▶ **DESCRIPTION OF THE TASK**:
For every record beneath this instruction, give an exact repetition, omitting images.

SOURCE DATA Block Start

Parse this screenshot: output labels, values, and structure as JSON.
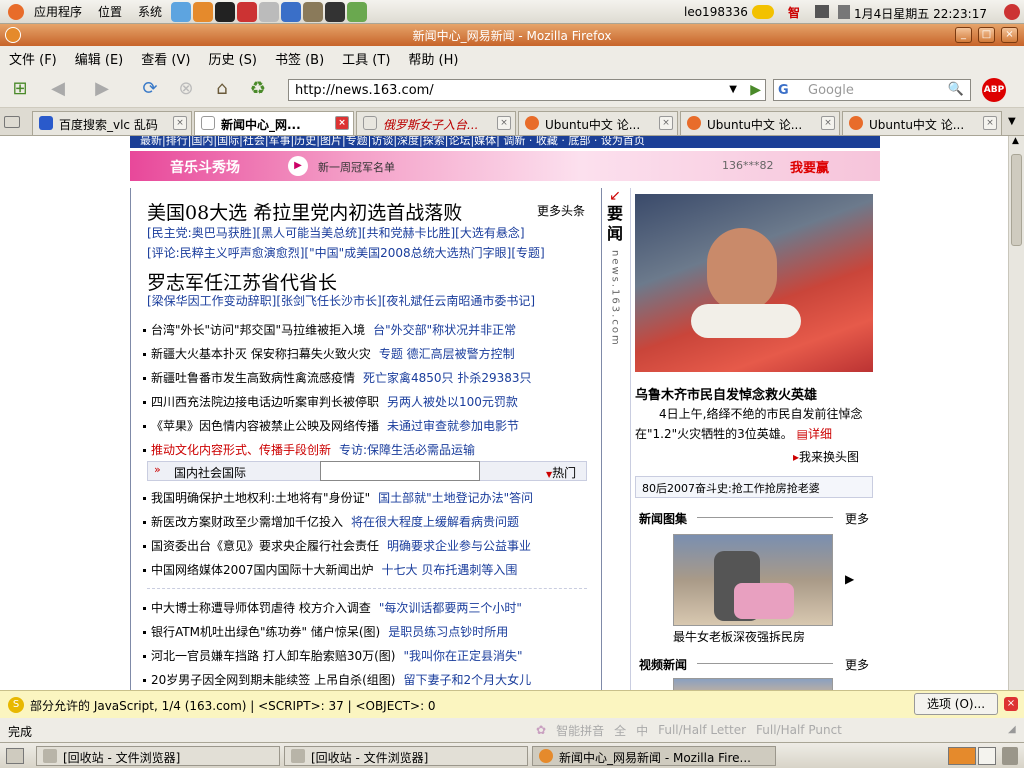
{
  "gnome": {
    "menus": [
      "应用程序",
      "位置",
      "系统"
    ],
    "user": "leo198336",
    "ime": "智",
    "datetime": "1月4日星期五 22:23:17"
  },
  "window": {
    "title": "新闻中心_网易新闻 - Mozilla Firefox"
  },
  "menubar": [
    "文件 (F)",
    "编辑 (E)",
    "查看 (V)",
    "历史 (S)",
    "书签 (B)",
    "工具 (T)",
    "帮助 (H)"
  ],
  "nav": {
    "url": "http://news.163.com/",
    "search_placeholder": "Google",
    "search_engine": "G"
  },
  "tabs": [
    {
      "label": "百度搜索_vlc 乱码"
    },
    {
      "label": "新闻中心_网..."
    },
    {
      "label": "俄罗斯女子入台..."
    },
    {
      "label": "Ubuntu中文 论..."
    },
    {
      "label": "Ubuntu中文 论..."
    },
    {
      "label": "Ubuntu中文 论..."
    }
  ],
  "page": {
    "topnav": "最新|排行|国内|国际|社会|军事|历史|图片|专题|访谈|深度|探索|论坛|媒体|          调新 · 收藏 · 底部 · 设为首页",
    "banner": {
      "logo": "音乐斗秀场",
      "text": "新一周冠军名单",
      "num": "136***82",
      "cta": "我要赢"
    },
    "headline1": "美国08大选  希拉里党内初选首战落败",
    "more_top": "更多头条",
    "links1": "[民主党:奥巴马获胜][黑人可能当美总统][共和党赫卡比胜][大选有悬念]",
    "links2": "[评论:民粹主义呼声愈演愈烈][\"中国\"成美国2008总统大选热门字眼][专题]",
    "headline2": "罗志军任江苏省代省长",
    "links3": "[梁保华因工作变动辞职][张剑飞任长沙市长][夜礼斌任云南昭通市委书记]",
    "news_group1": [
      {
        "main": "台湾\"外长\"访问\"邦交国\"马拉维被拒入境",
        "sub": "台\"外交部\"称状况并非正常"
      },
      {
        "main": "新疆大火基本扑灭  保安称扫幕失火致火灾",
        "sub": "专题  德汇高层被警方控制"
      },
      {
        "main": "新疆吐鲁番市发生高致病性禽流感疫情",
        "sub": "死亡家禽4850只  扑杀29383只"
      },
      {
        "main": "四川西充法院边接电话边听案审判长被停职",
        "sub": "另两人被处以100元罚款"
      },
      {
        "main": "《苹果》因色情内容被禁止公映及网络传播",
        "sub": "未通过审查就参加电影节"
      },
      {
        "main": "推动文化内容形式、传播手段创新",
        "sub": "专访:保障生活必需品运输"
      }
    ],
    "category_bar": {
      "label": "国内社会国际",
      "hot": "热门"
    },
    "news_group2": [
      {
        "main": "我国明确保护土地权利:土地将有\"身份证\"",
        "sub": "国土部就\"土地登记办法\"答问"
      },
      {
        "main": "新医改方案财政至少需增加千亿投入",
        "sub": "将在很大程度上缓解看病贵问题"
      },
      {
        "main": "国资委出台《意见》要求央企履行社会责任",
        "sub": "明确要求企业参与公益事业"
      },
      {
        "main": "中国网络媒体2007国内国际十大新闻出炉",
        "sub": "十七大  贝布托遇刺等入围"
      }
    ],
    "news_group3": [
      {
        "main": "中大博士称遭导师体罚虐待  校方介入调查",
        "sub": "\"每次训话都要两三个小时\""
      },
      {
        "main": "银行ATM机吐出绿色\"练功券\"  储户惊呆(图)",
        "sub": "是职员练习点钞时所用"
      },
      {
        "main": "河北一官员嫌车挡路  打人卸车胎索赔30万(图)",
        "sub": "\"我叫你在正定县消失\""
      },
      {
        "main": "20岁男子因全网到期未能续签  上吊自杀(组图)",
        "sub": "留下妻子和2个月大女儿"
      }
    ],
    "side_label": "要闻",
    "side_domain": "news.163.com",
    "photo_caption_title": "乌鲁木齐市民自发悼念救火英雄",
    "photo_caption_text": "4日上午,络绎不绝的市民自发前往悼念在\"1.2\"火灾牺牲的3位英雄。",
    "detail": "详细",
    "change_head": "我来换头图",
    "promo": "80后2007奋斗史:抢工作抢房抢老婆",
    "section_pics": "新闻图集",
    "more": "更多",
    "pic_caption": "最牛女老板深夜强拆民房",
    "section_video": "视频新闻"
  },
  "jsbar": {
    "text": "部分允许的 JavaScript, 1/4 (163.com) | <SCRIPT>: 37 | <OBJECT>: 0",
    "options": "选项 (O)..."
  },
  "status": {
    "text": "完成",
    "ime_items": [
      "智能拼音",
      "全",
      "中",
      "Full/Half Letter",
      "Full/Half Punct"
    ]
  },
  "taskbar": [
    {
      "label": "[回收站 - 文件浏览器]"
    },
    {
      "label": "[回收站 - 文件浏览器]"
    },
    {
      "label": "新闻中心_网易新闻 - Mozilla Fire..."
    }
  ]
}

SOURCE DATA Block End

▶ **EXERCISE SOLUTION**:
Parse this screenshot: output labels, values, and structure as JSON.
{
  "gnome": {
    "menus": [
      "应用程序",
      "位置",
      "系统"
    ],
    "user": "leo198336",
    "ime": "智",
    "datetime": "1月4日星期五 22:23:17"
  },
  "window": {
    "title": "新闻中心_网易新闻 - Mozilla Firefox"
  },
  "menubar": [
    "文件 (F)",
    "编辑 (E)",
    "查看 (V)",
    "历史 (S)",
    "书签 (B)",
    "工具 (T)",
    "帮助 (H)"
  ],
  "nav": {
    "url": "http://news.163.com/",
    "search_placeholder": "Google",
    "search_engine": "G"
  },
  "tabs": [
    {
      "label": "百度搜索_vlc 乱码"
    },
    {
      "label": "新闻中心_网..."
    },
    {
      "label": "俄罗斯女子入台..."
    },
    {
      "label": "Ubuntu中文 论..."
    },
    {
      "label": "Ubuntu中文 论..."
    },
    {
      "label": "Ubuntu中文 论..."
    }
  ],
  "page": {
    "topnav": "最新|排行|国内|国际|社会|军事|历史|图片|专题|访谈|深度|探索|论坛|媒体|          调新 · 收藏 · 底部 · 设为首页",
    "banner": {
      "logo": "音乐斗秀场",
      "text": "新一周冠军名单",
      "num": "136***82",
      "cta": "我要赢"
    },
    "headline1": "美国08大选  希拉里党内初选首战落败",
    "more_top": "更多头条",
    "links1": "[民主党:奥巴马获胜][黑人可能当美总统][共和党赫卡比胜][大选有悬念]",
    "links2": "[评论:民粹主义呼声愈演愈烈][\"中国\"成美国2008总统大选热门字眼][专题]",
    "headline2": "罗志军任江苏省代省长",
    "links3": "[梁保华因工作变动辞职][张剑飞任长沙市长][夜礼斌任云南昭通市委书记]",
    "news_group1": [
      {
        "main": "台湾\"外长\"访问\"邦交国\"马拉维被拒入境",
        "sub": "台\"外交部\"称状况并非正常"
      },
      {
        "main": "新疆大火基本扑灭  保安称扫幕失火致火灾",
        "sub": "专题  德汇高层被警方控制"
      },
      {
        "main": "新疆吐鲁番市发生高致病性禽流感疫情",
        "sub": "死亡家禽4850只  扑杀29383只"
      },
      {
        "main": "四川西充法院边接电话边听案审判长被停职",
        "sub": "另两人被处以100元罚款"
      },
      {
        "main": "《苹果》因色情内容被禁止公映及网络传播",
        "sub": "未通过审查就参加电影节"
      },
      {
        "main": "推动文化内容形式、传播手段创新",
        "sub": "专访:保障生活必需品运输"
      }
    ],
    "category_bar": {
      "label": "国内社会国际",
      "hot": "热门"
    },
    "news_group2": [
      {
        "main": "我国明确保护土地权利:土地将有\"身份证\"",
        "sub": "国土部就\"土地登记办法\"答问"
      },
      {
        "main": "新医改方案财政至少需增加千亿投入",
        "sub": "将在很大程度上缓解看病贵问题"
      },
      {
        "main": "国资委出台《意见》要求央企履行社会责任",
        "sub": "明确要求企业参与公益事业"
      },
      {
        "main": "中国网络媒体2007国内国际十大新闻出炉",
        "sub": "十七大  贝布托遇刺等入围"
      }
    ],
    "news_group3": [
      {
        "main": "中大博士称遭导师体罚虐待  校方介入调查",
        "sub": "\"每次训话都要两三个小时\""
      },
      {
        "main": "银行ATM机吐出绿色\"练功券\"  储户惊呆(图)",
        "sub": "是职员练习点钞时所用"
      },
      {
        "main": "河北一官员嫌车挡路  打人卸车胎索赔30万(图)",
        "sub": "\"我叫你在正定县消失\""
      },
      {
        "main": "20岁男子因全网到期未能续签  上吊自杀(组图)",
        "sub": "留下妻子和2个月大女儿"
      }
    ],
    "side_label": "要闻",
    "side_domain": "news.163.com",
    "photo_caption_title": "乌鲁木齐市民自发悼念救火英雄",
    "photo_caption_text": "4日上午,络绎不绝的市民自发前往悼念在\"1.2\"火灾牺牲的3位英雄。",
    "detail": "详细",
    "change_head": "我来换头图",
    "promo": "80后2007奋斗史:抢工作抢房抢老婆",
    "section_pics": "新闻图集",
    "more": "更多",
    "pic_caption": "最牛女老板深夜强拆民房",
    "section_video": "视频新闻"
  },
  "jsbar": {
    "text": "部分允许的 JavaScript, 1/4 (163.com) | <SCRIPT>: 37 | <OBJECT>: 0",
    "options": "选项 (O)..."
  },
  "status": {
    "text": "完成",
    "ime_items": [
      "智能拼音",
      "全",
      "中",
      "Full/Half Letter",
      "Full/Half Punct"
    ]
  },
  "taskbar": [
    {
      "label": "[回收站 - 文件浏览器]"
    },
    {
      "label": "[回收站 - 文件浏览器]"
    },
    {
      "label": "新闻中心_网易新闻 - Mozilla Fire..."
    }
  ]
}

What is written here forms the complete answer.